    • Chickpea powder in the feuilletine, rhubarb, blueberry and grapes
    • (3.5/5)

2015-08-01 21.04.10

  • Glace Meringue
    • Ending off the meal on a high was a Quintessence signature: Meringue ice cream. If that sounds like a contradiction in terms, you’re right – what looked like ice cream was not ice cream at all, but crushed meringues, mixed with dry ice to make it cold and creamy, with ginger confit and lychee liqueur poured on top.
    • The taste was uncanny – the egg-white taste of meringue with the cold texture of ice cream. Fruity lychee, sweet ginger, meringue – these combined for a perfect bite.
    • The origin story: Chef Kishida noticed that Japanese people loved the taste of meringues, but found them too sweet otherwise. He also noticed that cold temperatures suppressed the perception of sweetness. Combining these two ideas, he came up with his signature meringue ice cream.
    • Tokyo spoils you.
    • (5/5)
  • Champagne: Chinchilla Grand Cru Blanc de Blancs
    • Delicious lightness, a savory note (4.75/5)
  • Vin Blanc: Cotes de Provence Inspiration 2012/ Gavaisson

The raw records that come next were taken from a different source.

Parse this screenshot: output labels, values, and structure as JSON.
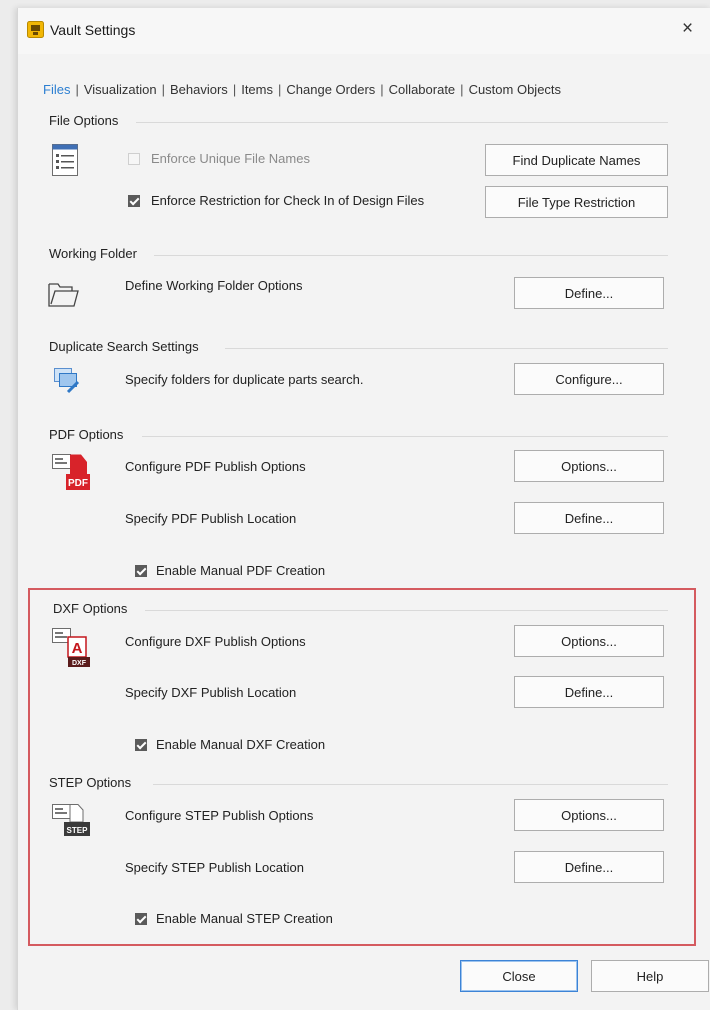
{
  "window": {
    "title": "Vault Settings",
    "close_glyph": "×"
  },
  "tabs": [
    {
      "label": "Files",
      "active": true
    },
    {
      "label": "Visualization"
    },
    {
      "label": "Behaviors"
    },
    {
      "label": "Items"
    },
    {
      "label": "Change Orders"
    },
    {
      "label": "Collaborate"
    },
    {
      "label": "Custom Objects"
    }
  ],
  "tab_separator": "|",
  "file_options": {
    "heading": "File Options",
    "unique_names": {
      "label": "Enforce Unique File Names",
      "checked": false,
      "enabled": false
    },
    "restriction": {
      "label": "Enforce Restriction for Check In of Design Files",
      "checked": true
    },
    "find_duplicates_button": "Find Duplicate Names",
    "file_type_button": "File Type Restriction"
  },
  "working_folder": {
    "heading": "Working Folder",
    "label": "Define Working Folder Options",
    "button": "Define..."
  },
  "duplicate_search": {
    "heading": "Duplicate Search Settings",
    "label": "Specify folders for duplicate parts search.",
    "button": "Configure..."
  },
  "pdf_options": {
    "heading": "PDF Options",
    "icon_text": "PDF",
    "configure_label": "Configure PDF Publish Options",
    "configure_button": "Options...",
    "location_label": "Specify PDF Publish Location",
    "location_button": "Define...",
    "manual": {
      "label": "Enable Manual PDF Creation",
      "checked": true
    }
  },
  "dxf_options": {
    "heading": "DXF Options",
    "icon_text": "DXF",
    "icon_letter": "A",
    "configure_label": "Configure DXF Publish Options",
    "configure_button": "Options...",
    "location_label": "Specify DXF Publish Location",
    "location_button": "Define...",
    "manual": {
      "label": "Enable Manual DXF Creation",
      "checked": true
    }
  },
  "step_options": {
    "heading": "STEP Options",
    "icon_text": "STEP",
    "configure_label": "Configure STEP Publish Options",
    "configure_button": "Options...",
    "location_label": "Specify STEP Publish Location",
    "location_button": "Define...",
    "manual": {
      "label": "Enable Manual STEP Creation",
      "checked": true
    }
  },
  "footer": {
    "close_button": "Close",
    "help_button": "Help"
  },
  "colors": {
    "active_tab": "#2c7fd1",
    "highlight_border": "#d45a5f",
    "pdf_red": "#d8232a",
    "dark_badge": "#3a3a3a"
  }
}
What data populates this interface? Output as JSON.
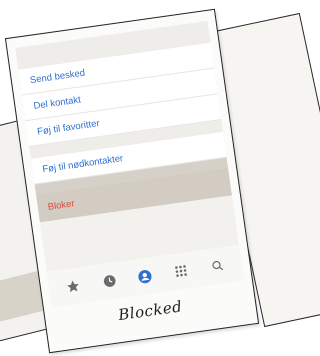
{
  "menu": {
    "items": [
      {
        "label": "Send besked"
      },
      {
        "label": "Del kontakt"
      },
      {
        "label": "Føj til favoritter"
      },
      {
        "label": "Føj til nødkontakter"
      },
      {
        "label": "Bloker"
      }
    ]
  },
  "tabbar": {
    "icons": [
      "star-icon",
      "clock-icon",
      "contacts-icon",
      "keypad-icon",
      "search-icon"
    ],
    "active": "contacts-icon"
  },
  "colors": {
    "link_blue": "#2f6fd0",
    "destructive_red": "#e2483a",
    "active_tab": "#2f6fd0",
    "inactive_tab": "#6b6b6b"
  },
  "caption": "Blocked"
}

    • Sweet (4.25/5)
  • Vin Rouge: Fixin Fondemans 2007/ Mongeard Mugneret